If you have other major traffic violations on your record, your insurer might deem you too risky to cover, and cancel or non-renew your policy. If this happens, you’ll have to find new insurance and you may have to report to them that the reason for cancellation was your DUI.
Typically, a DUI will stay on your insurance for three to seven years. This can depend on state regulations and insurance company policies and procedures.
The only way to answer, “How long does a DUI affect insurance?” is to know what your insurer’s policies are. The only way to know specifically what your rate increase would be with a DUI would be to get a quote.
Can You Keep It a Secret?
With such stiff penalties to your insurance alone for a DUI, it might be tempting to keep it to yourself. But this would be a mistake for more than one reason.
First, insurers will find out anyway. Usually, at renewal, an insurance provider will check and see if you have any new violations.
If they find out about the DUI and you weren’t forthcoming with it, there’s a chance they could cancel your policy. Even worse, you could be charged with fraudulent behavior, which can have even greater legal and financial ramifications.
The best thing to do, as with an accident, is to report it immediately to your insurer.
The other reason you should tell them is to remain compliant with your state. Most states require an SR-22 to be submitted to the DMV.

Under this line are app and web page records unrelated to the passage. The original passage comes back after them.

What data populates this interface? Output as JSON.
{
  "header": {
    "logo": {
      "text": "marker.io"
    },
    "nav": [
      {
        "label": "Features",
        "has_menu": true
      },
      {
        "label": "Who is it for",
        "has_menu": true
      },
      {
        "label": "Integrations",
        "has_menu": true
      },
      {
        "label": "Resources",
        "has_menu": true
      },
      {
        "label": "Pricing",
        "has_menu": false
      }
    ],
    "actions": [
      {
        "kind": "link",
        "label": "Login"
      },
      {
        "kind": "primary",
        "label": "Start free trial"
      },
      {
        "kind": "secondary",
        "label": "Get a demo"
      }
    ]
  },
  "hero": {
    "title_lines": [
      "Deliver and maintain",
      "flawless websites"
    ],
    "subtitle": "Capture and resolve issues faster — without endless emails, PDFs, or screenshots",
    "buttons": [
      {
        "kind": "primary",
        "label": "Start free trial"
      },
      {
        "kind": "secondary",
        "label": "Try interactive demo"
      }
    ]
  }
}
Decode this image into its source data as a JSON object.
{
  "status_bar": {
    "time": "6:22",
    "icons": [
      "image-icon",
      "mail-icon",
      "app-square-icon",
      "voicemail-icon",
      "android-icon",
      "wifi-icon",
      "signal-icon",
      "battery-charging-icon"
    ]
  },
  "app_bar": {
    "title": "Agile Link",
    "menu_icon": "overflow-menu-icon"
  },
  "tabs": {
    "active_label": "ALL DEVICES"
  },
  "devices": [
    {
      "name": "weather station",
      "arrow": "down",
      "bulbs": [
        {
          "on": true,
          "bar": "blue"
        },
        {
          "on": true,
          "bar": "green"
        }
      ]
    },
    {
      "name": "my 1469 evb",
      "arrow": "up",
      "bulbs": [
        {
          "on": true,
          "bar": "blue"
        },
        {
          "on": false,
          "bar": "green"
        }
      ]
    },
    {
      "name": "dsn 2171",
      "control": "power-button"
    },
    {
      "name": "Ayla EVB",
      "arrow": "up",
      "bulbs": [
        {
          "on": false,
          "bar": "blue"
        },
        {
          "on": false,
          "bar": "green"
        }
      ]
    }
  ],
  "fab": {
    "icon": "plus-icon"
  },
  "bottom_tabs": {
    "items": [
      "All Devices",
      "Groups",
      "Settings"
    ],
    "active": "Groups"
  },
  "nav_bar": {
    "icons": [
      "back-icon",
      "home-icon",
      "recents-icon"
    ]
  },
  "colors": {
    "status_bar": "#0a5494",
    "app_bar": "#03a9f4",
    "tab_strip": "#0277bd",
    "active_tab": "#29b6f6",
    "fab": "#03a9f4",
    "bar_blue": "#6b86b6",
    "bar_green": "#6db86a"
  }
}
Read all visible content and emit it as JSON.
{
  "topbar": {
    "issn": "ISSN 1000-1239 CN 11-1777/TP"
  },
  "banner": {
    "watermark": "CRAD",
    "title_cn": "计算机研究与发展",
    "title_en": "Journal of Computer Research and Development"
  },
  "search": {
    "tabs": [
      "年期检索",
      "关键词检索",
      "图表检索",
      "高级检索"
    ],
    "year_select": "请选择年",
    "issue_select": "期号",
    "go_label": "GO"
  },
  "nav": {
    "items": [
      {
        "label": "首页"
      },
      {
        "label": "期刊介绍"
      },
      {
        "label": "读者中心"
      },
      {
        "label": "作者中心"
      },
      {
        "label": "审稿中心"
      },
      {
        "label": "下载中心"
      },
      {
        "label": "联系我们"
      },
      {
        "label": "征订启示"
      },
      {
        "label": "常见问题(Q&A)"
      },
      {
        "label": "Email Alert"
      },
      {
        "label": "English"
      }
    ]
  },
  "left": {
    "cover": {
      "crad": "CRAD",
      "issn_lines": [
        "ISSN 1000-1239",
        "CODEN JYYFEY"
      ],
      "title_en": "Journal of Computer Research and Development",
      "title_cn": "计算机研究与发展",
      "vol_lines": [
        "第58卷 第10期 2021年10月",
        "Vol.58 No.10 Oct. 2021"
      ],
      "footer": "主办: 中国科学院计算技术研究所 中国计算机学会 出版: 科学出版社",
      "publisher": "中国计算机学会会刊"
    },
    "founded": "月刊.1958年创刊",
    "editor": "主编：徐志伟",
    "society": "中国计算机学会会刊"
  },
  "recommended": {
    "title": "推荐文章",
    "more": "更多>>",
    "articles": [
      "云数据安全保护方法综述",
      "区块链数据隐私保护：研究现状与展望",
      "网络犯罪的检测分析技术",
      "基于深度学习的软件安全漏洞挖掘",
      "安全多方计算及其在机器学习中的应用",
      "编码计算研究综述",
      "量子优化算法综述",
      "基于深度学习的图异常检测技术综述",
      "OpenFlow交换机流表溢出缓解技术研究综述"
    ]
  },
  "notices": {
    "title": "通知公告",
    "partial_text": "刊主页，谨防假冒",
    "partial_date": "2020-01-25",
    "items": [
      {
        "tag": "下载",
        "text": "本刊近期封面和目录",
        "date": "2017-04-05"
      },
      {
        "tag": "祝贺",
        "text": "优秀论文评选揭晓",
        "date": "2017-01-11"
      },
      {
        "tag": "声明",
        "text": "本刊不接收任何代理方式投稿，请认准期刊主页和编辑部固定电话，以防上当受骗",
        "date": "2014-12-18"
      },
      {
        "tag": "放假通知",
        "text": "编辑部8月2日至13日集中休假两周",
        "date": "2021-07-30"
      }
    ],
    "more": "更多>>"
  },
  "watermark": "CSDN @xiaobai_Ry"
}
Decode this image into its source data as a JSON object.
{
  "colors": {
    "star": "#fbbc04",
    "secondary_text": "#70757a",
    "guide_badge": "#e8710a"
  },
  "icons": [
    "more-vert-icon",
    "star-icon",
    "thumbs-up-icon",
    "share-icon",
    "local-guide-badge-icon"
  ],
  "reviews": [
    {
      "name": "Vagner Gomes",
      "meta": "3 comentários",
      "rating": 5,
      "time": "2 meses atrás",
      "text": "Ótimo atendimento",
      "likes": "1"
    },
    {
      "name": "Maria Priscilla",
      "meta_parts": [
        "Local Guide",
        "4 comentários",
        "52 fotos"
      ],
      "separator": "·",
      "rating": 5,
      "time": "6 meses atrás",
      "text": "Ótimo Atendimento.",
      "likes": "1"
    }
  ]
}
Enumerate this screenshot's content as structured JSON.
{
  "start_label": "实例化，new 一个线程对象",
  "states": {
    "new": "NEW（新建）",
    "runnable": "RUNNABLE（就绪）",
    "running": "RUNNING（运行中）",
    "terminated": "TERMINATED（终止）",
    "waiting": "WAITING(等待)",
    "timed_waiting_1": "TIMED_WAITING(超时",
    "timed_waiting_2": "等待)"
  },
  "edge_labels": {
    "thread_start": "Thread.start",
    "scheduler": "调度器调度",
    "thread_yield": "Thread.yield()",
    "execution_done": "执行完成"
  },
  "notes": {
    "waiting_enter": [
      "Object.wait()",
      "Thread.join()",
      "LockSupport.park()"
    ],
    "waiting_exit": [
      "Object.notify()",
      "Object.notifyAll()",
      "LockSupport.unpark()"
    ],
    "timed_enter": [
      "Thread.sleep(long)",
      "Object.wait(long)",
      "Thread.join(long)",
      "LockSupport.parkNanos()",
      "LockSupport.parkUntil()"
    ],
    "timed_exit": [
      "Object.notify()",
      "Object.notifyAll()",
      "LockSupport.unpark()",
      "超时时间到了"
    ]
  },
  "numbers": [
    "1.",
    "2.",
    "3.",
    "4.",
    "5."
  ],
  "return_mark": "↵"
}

The SR-22 is proof of financial responsibility. In many cases, an insurer will provide this for you either as part of the cost of your policy or a complimentary service at renewal.
However, if you get a DUI, you might need to submit this form again. In order to initiate the process, you need to contact your insurance company.
FYI, they might charge you a fee–usually no more than $45. Depending on your state, you may need to file an FR-44 or an FR-19 in addition or in lieu of the SR-22.
Guess who can help you determine which form(s) you need? Your insurer.
Failing to provide evidence of meeting required liability insurance to your state can result in additional penalties. These vary from state to state but can include license suspension.
It’s not worth it to try to keep it from your insurer if you get a DUI.
Can Someone Else Get A DUI on My Policy?
If you have a dependent who gets a DUI, as their parent or guardian that can and likely will affect your policy. You might want to look into specialty insurance companies for high-risk drivers and compare quotes.
If you have a friend who drives your car and gets a DUI, the situation can unfold in one of two ways:
- If your friend is not a named insured on your policy, it won’t affect your insurance.
- If your friend is a named insured on your policy, it will affect your insurance.
In the case of the second scenario, you might be able to limit the damage by calling your insurer, removing your friend from your policy and promising they won’t be allowed to drive your car again. However, this may not work if your friend shares your address.
Hopefully, after reading this guide, you know everything you need to know about getting a DUI and insurance. That said, it is a complex situation with many moving parts and it’s natural to still have questions.
We recommend if you have questions about the legal proceedings, to reach out to a DUI attorney. There are lawyers who specialize in handling DUIs.
For questions about how your insurer would handle a DUI in your state for a specific driver, you should call your provider, agent, or broker.
If you have questions about this article and insurance in general, then we invite you to contact us.